March 2007. It was the best of times, it was...okay, it was simply the best of times. STORY OF A GIRL (my first published novel, but the fourth novel I'd written) had just come out that January. The publication of that book was the fruition of at least ten years of dreaming, working, rejection, near successes, periods of giving up, the high of finding an agent, the low of parting ways with her, writing writing writing and waiting waiting waiting. When would it be MY TURN? Eventually it all lined up: right agent, right book, right editor, right time.
What was I thinking about and feeling in terms of my life as a writer back then, when things were just taking off? I bet getting great critical and reader response to STORY gave me all kinds of confidence as I wrote my second book for Little, Brown. I bet I exhaled a little and said to myself, See, you can write, just keep doing what you know how to do and you'll be okay. I bet I was totally sane. Um, let's go to the archives...
From email to writer friend during 07 while in the midst of revising SWEETHEARTS:
It's weird - it's TOTALLY psychological. Something very different about the process from all the other times I've written books. There was one week I cried every day, seriously, and was ready to call of my whole career.
SWEETHEARTS is the never-ending book. It may kill me yet.
Oh, well. I'm sure I was enjoying the good buzz and reviews around STORY and feeling proud of my work, thus making the whole Second Book Psychosis thing easier to deal with. Let's see...oh, here's a nice email from my mom, asking me how I keep myself from "lifting off like a rocket" when I hear good things about myself. I probably replied with something like, "I don't know! It's awesome!" Or maybe it was...
How do I keep from lifting off like a rocket? Because I'm never satisfied with the quality of my work. I always want to do better and work harder. That isn't to say I don't enjoy the recognition, but it's all in balance.
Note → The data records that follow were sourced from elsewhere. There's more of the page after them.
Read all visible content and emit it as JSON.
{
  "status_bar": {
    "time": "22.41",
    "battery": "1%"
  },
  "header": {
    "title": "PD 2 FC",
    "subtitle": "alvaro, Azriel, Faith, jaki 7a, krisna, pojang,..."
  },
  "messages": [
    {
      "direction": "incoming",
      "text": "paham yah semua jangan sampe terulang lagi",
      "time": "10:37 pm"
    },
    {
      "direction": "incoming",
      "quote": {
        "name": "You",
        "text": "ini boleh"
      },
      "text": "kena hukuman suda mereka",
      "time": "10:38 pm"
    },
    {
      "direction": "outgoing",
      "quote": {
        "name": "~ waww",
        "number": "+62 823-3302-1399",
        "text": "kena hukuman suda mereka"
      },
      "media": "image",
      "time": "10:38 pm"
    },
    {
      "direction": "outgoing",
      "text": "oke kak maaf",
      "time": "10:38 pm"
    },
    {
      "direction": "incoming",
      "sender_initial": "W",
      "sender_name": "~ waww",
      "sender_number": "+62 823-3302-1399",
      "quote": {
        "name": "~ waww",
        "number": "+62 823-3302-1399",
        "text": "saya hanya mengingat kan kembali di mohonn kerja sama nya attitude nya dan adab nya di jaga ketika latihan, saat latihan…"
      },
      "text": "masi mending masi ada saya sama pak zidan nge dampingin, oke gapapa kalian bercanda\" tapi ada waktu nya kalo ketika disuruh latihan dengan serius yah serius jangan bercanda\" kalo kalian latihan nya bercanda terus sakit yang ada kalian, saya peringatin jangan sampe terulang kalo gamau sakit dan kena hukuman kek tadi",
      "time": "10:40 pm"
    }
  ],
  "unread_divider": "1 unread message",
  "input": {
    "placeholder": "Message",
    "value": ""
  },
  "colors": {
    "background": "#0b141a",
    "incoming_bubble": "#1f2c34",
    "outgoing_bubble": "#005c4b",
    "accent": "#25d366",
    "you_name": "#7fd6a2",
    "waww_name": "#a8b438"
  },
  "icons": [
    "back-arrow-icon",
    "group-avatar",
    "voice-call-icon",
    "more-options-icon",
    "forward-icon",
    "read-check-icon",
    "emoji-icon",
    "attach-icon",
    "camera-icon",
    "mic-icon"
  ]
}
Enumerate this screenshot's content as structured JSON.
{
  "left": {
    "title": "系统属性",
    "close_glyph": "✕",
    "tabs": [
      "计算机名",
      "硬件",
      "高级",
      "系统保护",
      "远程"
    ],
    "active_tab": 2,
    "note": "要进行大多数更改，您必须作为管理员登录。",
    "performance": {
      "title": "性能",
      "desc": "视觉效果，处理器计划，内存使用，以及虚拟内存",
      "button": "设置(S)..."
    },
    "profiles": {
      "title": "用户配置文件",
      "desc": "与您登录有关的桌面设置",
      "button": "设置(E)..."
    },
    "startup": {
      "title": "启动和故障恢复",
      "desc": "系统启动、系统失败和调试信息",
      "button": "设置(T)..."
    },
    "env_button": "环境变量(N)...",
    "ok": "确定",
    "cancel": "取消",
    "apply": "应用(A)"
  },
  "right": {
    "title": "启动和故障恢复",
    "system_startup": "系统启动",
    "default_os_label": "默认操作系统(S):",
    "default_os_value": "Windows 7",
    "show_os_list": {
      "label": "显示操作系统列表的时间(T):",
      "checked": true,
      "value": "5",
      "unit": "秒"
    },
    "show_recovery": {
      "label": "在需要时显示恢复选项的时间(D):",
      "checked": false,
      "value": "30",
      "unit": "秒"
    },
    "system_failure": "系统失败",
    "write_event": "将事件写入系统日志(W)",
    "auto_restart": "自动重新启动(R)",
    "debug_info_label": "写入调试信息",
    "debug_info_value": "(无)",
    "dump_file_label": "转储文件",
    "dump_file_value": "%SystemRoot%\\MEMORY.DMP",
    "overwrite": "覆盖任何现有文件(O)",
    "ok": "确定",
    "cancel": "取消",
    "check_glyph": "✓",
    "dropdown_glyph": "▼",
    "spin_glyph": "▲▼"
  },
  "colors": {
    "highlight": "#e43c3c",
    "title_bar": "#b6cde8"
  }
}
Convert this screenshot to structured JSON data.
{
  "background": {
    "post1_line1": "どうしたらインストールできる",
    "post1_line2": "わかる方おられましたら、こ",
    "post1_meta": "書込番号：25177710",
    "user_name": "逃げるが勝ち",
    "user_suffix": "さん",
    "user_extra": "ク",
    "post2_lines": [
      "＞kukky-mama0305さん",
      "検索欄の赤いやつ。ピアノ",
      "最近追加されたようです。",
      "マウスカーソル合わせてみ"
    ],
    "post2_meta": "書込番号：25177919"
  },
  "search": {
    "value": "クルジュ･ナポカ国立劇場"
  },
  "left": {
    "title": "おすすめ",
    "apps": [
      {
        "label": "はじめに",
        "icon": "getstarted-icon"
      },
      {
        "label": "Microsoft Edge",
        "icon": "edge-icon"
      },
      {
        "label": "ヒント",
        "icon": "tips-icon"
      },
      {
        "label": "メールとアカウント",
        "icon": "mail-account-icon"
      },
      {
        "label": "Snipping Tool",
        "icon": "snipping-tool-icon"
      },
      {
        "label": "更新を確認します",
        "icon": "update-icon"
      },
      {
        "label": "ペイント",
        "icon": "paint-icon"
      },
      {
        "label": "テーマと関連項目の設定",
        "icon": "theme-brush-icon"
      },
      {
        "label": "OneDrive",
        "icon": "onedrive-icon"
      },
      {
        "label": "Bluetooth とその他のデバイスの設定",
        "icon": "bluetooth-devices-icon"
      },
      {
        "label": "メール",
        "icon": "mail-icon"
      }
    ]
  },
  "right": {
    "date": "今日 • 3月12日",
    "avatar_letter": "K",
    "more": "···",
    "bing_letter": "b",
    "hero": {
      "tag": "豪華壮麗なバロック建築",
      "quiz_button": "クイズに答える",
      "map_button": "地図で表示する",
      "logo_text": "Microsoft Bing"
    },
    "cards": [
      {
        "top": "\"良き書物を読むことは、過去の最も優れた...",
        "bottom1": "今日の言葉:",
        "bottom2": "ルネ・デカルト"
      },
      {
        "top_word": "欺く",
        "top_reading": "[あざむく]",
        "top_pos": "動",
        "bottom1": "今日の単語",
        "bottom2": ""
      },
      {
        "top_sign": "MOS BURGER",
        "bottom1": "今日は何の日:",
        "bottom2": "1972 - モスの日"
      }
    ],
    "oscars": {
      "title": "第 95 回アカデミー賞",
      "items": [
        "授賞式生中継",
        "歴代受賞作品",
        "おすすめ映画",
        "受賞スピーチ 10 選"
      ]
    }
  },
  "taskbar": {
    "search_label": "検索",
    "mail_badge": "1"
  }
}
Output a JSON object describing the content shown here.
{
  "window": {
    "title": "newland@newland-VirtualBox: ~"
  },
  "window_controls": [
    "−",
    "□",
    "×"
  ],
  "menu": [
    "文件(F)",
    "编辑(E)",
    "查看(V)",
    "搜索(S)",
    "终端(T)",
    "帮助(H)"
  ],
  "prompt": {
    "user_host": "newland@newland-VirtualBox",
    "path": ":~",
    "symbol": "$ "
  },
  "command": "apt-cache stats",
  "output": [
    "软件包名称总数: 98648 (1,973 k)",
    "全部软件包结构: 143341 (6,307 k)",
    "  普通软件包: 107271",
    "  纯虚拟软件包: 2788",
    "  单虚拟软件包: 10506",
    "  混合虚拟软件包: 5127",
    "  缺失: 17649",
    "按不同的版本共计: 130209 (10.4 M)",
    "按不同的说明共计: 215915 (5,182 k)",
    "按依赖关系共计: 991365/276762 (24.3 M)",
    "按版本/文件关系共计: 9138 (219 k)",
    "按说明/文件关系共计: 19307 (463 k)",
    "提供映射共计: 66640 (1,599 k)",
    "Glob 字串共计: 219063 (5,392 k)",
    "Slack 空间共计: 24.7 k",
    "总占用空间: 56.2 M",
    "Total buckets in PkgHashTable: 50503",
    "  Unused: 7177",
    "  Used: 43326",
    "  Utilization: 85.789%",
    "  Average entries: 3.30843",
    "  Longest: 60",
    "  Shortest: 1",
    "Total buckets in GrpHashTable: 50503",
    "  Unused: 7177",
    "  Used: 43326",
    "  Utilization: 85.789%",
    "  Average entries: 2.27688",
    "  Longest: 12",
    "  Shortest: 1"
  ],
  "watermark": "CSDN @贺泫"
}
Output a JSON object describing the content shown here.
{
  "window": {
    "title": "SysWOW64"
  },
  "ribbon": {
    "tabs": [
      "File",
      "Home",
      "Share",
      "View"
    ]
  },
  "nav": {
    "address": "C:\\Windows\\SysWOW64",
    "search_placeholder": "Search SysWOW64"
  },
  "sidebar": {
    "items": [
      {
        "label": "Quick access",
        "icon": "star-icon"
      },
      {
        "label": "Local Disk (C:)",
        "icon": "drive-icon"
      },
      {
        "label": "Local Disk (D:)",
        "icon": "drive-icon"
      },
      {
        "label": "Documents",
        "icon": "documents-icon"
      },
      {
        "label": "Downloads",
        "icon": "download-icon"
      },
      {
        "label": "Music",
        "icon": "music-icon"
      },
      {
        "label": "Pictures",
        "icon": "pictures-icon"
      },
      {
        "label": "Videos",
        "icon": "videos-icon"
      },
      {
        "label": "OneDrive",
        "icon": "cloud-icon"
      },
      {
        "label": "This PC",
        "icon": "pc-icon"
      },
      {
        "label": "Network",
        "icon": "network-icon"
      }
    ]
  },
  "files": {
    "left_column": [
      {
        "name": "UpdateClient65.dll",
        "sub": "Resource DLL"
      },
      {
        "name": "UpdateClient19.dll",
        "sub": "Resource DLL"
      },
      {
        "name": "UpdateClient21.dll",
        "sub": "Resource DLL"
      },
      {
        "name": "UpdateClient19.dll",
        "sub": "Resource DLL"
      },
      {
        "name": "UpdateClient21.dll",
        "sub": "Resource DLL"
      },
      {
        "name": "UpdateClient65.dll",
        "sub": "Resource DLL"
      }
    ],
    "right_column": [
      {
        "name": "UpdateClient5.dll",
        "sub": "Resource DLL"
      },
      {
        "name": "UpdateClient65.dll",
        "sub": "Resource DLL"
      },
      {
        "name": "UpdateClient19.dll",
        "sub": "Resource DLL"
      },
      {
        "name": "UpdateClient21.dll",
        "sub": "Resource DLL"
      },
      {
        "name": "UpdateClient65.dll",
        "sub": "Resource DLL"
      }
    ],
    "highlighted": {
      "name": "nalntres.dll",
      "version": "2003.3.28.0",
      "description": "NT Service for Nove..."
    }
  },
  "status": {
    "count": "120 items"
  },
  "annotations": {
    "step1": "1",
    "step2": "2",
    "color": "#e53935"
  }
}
I mean, if you lift off like a rocket at the good stuff, that means you crash like one at anything negative. Good thing I had all that therapy before I got published.
Doesn't sound like being published magically cured me of anything other than the fear that I would never get a single book published.